3. Jan 12, 2008

### transgalactic

i see only a formula no shades

i was given a formula
r=a(cos(teta)+sin(teta))
generally i whouls solve it with a given formula
(if i knew what angles to put in the integral)

but they add another info that puzzles me
"where there is a point (a/2,0)
inside the area"

what does it meen??

4. Jan 13, 2008

### transgalactic

i know how polar works but..

but i still dont see in what way i am suppose to know the rangle
only by looking at the formula

5. Jan 13, 2008

### unplebeian

You're right. You cannot have any clue of the range by just looking at the formula. You have to plot it. That's the only way. Plotting polar graphs is hard, so I suggest use of a software such as Matlab or Maple which will give you some insight initially.

6. Jan 13, 2008

### HallsofIvy

Staff Emeritus
You don't really need to do a very accurate graph. Since sine and cosine are periodic with period $2\pi$ You can "check" submultiples of that.

The first one, $r= a(1+ cos(\theta)), is particularly easy since r is never negative (assuming a> 0). Since a distance is always positive, the graph when r< 0 is interpreted as "going the other way", [itex]\theta+ \pi$ and that can confuse things. When $\theta= 0$, r= 2a. When $\theta= [itex]\pi/2$, r= a, when $\theta= \pi$, r= 0, when $\theta= 3\pi/2$, r= a, and when $\theta= 2\pi$, r= 2a again. After that, it traces the graph over again. In order to go around the graph a single time, $\theta$ can go from 0 to $2\pi$.

For the second one, $r=a(cos(\theta)+sin(\theta))$, you need to be more careful.

7. Jan 13, 2008

### transgalactic

about the second one i was tald that there is two common feilds

and that we need to find the are of the feild for which the given point exists

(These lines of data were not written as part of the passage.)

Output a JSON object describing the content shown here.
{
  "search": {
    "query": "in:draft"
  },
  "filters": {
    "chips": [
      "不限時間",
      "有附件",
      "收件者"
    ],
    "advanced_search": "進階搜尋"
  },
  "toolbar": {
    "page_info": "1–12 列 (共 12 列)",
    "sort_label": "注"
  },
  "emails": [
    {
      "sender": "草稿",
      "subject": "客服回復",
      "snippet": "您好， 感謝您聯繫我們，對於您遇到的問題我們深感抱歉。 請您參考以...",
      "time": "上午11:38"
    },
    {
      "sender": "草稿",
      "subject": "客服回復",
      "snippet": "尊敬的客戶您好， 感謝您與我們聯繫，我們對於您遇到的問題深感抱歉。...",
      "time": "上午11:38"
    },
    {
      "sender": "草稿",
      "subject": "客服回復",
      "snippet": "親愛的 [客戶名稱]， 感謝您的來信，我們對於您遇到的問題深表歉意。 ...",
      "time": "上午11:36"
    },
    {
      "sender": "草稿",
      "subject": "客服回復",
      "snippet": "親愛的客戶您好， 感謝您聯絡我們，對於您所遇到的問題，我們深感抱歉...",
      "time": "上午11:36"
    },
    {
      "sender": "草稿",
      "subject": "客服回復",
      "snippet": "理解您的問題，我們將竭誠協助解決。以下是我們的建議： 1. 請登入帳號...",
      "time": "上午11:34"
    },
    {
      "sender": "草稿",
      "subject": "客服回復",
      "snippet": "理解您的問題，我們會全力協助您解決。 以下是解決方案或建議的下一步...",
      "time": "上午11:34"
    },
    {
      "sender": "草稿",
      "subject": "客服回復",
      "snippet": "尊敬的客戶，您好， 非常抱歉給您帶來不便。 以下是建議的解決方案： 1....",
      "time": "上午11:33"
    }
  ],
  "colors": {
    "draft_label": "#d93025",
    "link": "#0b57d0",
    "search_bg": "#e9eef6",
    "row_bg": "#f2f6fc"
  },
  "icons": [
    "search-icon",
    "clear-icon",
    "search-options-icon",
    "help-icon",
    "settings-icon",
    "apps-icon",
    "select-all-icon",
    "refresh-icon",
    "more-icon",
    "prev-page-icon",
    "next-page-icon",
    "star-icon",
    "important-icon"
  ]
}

so i will try to buil them by entering point of 0 pi/2 pi p*1.5 2pi
is this the universal way to plot a graph??

8. Jan 14, 2008

### HallsofIvy

Staff Emeritus
and that we need to find the are of the feild for which the given point exists[/quote]
Did you write the equation correctly then?

If $r= a(cos(\theta)+ sin(\theta))= acos(\theta)+ asin(\theta)$, then, multiplying both sides by r, $r^2= arcos(\theta)+ arsin(\theta)$ or
$x^2+ y^2= ax+ ay$ so $x^2- ax+ y^2- y^2= 0$

Completing the square, $x^2- ax+ a^2/4+ y^2- ay+ a^2/4= a^2/2$ so $(x-a/2)^2+ (y-a/2)^2= a^2/2$.

The graph is a circle with center at (a/2, a/2) and radius $a/\sqrt{2}$, not two different "fields".

9. Jan 14, 2008

### unplebeian

(a/2,0) in (r,theta) is (a,a/2) on the x-y axis